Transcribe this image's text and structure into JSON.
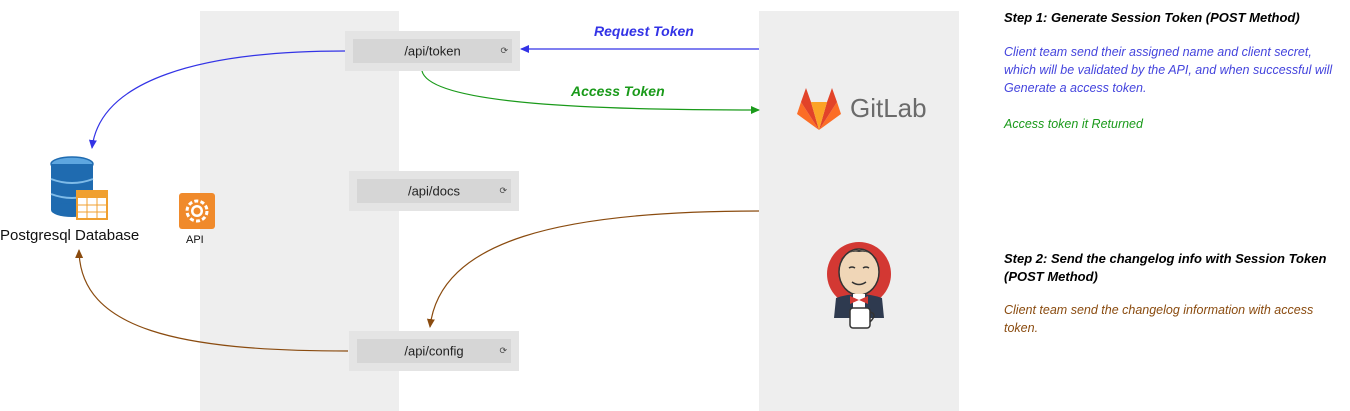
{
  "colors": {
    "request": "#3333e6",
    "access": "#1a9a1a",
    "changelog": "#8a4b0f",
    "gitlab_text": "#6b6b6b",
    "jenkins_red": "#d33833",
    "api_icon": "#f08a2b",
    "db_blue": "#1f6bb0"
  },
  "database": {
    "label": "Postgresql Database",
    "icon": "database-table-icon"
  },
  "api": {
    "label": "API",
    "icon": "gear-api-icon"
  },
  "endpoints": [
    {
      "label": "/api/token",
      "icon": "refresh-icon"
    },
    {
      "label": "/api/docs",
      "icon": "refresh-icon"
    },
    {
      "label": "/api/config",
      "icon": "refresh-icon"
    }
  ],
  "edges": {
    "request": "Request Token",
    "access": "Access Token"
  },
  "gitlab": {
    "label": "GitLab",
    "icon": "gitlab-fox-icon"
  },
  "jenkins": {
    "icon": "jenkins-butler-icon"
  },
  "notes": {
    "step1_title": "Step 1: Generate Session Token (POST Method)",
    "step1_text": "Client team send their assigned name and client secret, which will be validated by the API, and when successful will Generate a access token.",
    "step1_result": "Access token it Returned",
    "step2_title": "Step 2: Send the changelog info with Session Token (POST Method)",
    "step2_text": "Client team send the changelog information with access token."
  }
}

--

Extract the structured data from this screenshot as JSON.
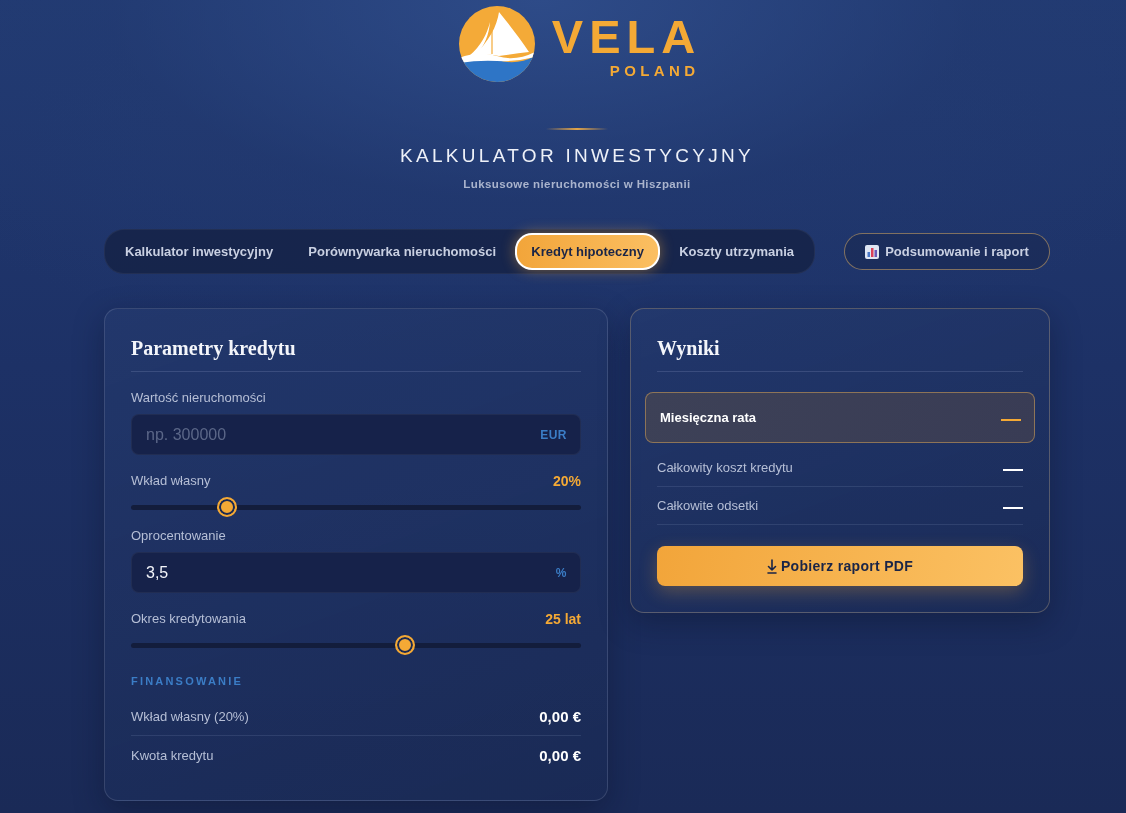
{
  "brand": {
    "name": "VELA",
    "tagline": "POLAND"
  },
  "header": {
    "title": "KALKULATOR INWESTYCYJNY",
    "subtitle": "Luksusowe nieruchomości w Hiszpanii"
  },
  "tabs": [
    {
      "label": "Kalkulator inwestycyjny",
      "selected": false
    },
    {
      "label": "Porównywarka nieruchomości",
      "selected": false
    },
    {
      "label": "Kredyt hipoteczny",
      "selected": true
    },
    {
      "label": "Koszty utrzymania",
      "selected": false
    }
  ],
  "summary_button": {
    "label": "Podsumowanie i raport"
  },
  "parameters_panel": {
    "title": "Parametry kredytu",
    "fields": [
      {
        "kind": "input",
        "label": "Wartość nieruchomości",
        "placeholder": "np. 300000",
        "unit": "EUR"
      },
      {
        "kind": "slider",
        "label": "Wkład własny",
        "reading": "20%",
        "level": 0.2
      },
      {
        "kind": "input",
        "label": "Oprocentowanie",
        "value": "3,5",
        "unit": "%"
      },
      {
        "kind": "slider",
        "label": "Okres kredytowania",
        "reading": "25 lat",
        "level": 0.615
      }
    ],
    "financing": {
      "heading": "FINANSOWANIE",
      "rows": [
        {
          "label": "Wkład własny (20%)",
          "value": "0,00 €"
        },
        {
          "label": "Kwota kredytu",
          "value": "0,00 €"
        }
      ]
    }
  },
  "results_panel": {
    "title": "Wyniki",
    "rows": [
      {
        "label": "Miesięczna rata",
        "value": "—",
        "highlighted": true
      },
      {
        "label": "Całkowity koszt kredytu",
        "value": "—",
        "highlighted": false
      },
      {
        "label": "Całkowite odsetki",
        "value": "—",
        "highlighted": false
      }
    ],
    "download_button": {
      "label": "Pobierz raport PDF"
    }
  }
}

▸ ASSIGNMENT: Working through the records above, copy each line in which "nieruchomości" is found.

▸ RESULT FOR THIS TASK:
    "subtitle": "Luksusowe nieruchomości w Hiszpanii"
      "label": "Porównywarka nieruchomości",
        "label": "Wartość nieruchomości",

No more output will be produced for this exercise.